Brian Rexing of Fort Branch is proud to represent dairy farmers on the board of the co-op where he sells his milk, and to represent dairy farmers in general. “As dairy farmers, we touch consumers three times each day,” he says. “We’re there when they pour milk on their cereal in the morning, when they slap a piece of cheese on their hamburger at lunch and when they use butter on their baked potato in the evening. Sometimes, we’re there again when they eat a bowl of ice cream before going to bed at night.”
Rexing was part of a recent gathering to officially launch the Indiana State Department of Agriculture’s statewide dairy strategy, version 2.0. The original plan was launched in 2015, and bore fruit, with processing plants and other businesses related to the dairy industry locating in Indiana since. Dairy farmers such as Rexing provided input for the new plan.
“It takes a team to operate a dairy farm, and it will take a team to implement this strategy,” he says. “As dairymen, we’re glad to have various leaders in government and in dairy-related organizations fighting for us so we can continue to do what we do.”
Bruce Kettler, director of ISDA, says the goal of the new plan was to obtain good information and updated data to arrive at a strategy going forward that continues to work. “We are confident that we can work together to expand the dairy industry in Indiana,” he says.
Lt. Governor Suzanne Crouch, also Indiana’s Secretary of Agriculture, echoed his comments. “Agriculture is big business in Indiana, adding $31 billion annually to the state’s GDP,” she says. “The dairy industry is a big part of agriculture.
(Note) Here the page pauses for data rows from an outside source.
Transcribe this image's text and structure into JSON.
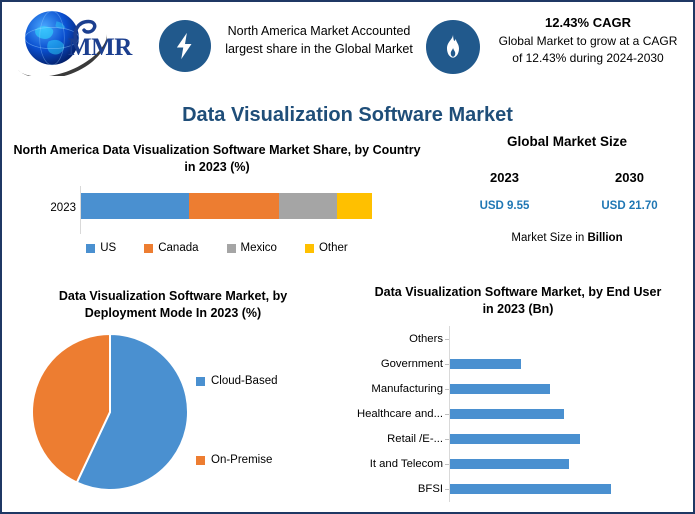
{
  "frame": {
    "border_color": "#1f3864",
    "background": "#ffffff"
  },
  "header": {
    "logo": {
      "name": "MMR",
      "text": "MMR",
      "icon": "globe-icon"
    },
    "items": [
      {
        "icon": "lightning-bolt-icon",
        "icon_bg": "#21598c",
        "text": "North America Market Accounted largest share in the Global Market"
      },
      {
        "icon": "flame-icon",
        "icon_bg": "#21598c",
        "headline": "12.43% CAGR",
        "text": "Global Market to grow at a CAGR of 12.43% during 2024-2030"
      }
    ]
  },
  "main_title": "Data Visualization Software Market",
  "global_market_size": {
    "title": "Global Market Size",
    "year_start": "2023",
    "year_end": "2030",
    "value_start": "USD 9.55",
    "value_end": "USD 21.70",
    "footer_prefix": "Market Size in ",
    "footer_bold": "Billion",
    "value_color": "#1f77b4"
  },
  "chart_data": [
    {
      "id": "north-america-share",
      "type": "bar",
      "orientation": "horizontal-stacked",
      "title": "North America Data Visualization Software Market Share, by Country in 2023 (%)",
      "categories": [
        "2023"
      ],
      "series": [
        {
          "name": "US",
          "values": [
            37
          ],
          "color": "#4a90d0"
        },
        {
          "name": "Canada",
          "values": [
            31
          ],
          "color": "#ed7d31"
        },
        {
          "name": "Mexico",
          "values": [
            20
          ],
          "color": "#a5a5a5"
        },
        {
          "name": "Other",
          "values": [
            12
          ],
          "color": "#ffc000"
        }
      ],
      "legend_position": "bottom",
      "xlabel": "",
      "ylabel": "",
      "grid": false
    },
    {
      "id": "deployment-mode",
      "type": "pie",
      "title": "Data Visualization Software Market, by Deployment Mode In 2023 (%)",
      "labels": [
        "Cloud-Based",
        "On-Premise"
      ],
      "values": [
        57,
        43
      ],
      "colors": [
        "#4a90d0",
        "#ed7d31"
      ],
      "legend_position": "right"
    },
    {
      "id": "end-user",
      "type": "bar",
      "orientation": "horizontal",
      "title": "Data Visualization Software Market, by End User in 2023 (Bn)",
      "categories": [
        "Others",
        "Government",
        "Manufacturing",
        "Healthcare and...",
        "Retail /E-...",
        "It and Telecom",
        "BFSI"
      ],
      "values": [
        0,
        0.44,
        0.62,
        0.71,
        0.81,
        0.74,
        1.0
      ],
      "bar_color": "#4a90d0",
      "xlabel": "",
      "ylabel": "",
      "grid": false,
      "legend_position": "none"
    }
  ]
}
“We developed a Rural Road Map late last year to help us navigate our way through the pandemic, and we believe it dovetails nicely with the new strategic plan for expanding the dairy industry in Indiana. Implementing this plan over time will go a long way toward making Indiana one of the leading states in the country for dairy production and dairy processing. We want the world to know we are open for business when it comes to the dairy industry.”
Doug Leman, executive director of the Indiana Dairy Producers, says Indiana has the infrastructure in terms of roads, the state’s central location, and efficient dairy herds already in place to become an even bigger player in the dairy industry. Like Kettler and Crouch, he believes the new dairy strategy, encouraging both dairymen and processors to expand if they’re already here and locate here if they’re not, will pay off.
“The opportunity is here,” he says. “Everything is in place to make it happen.”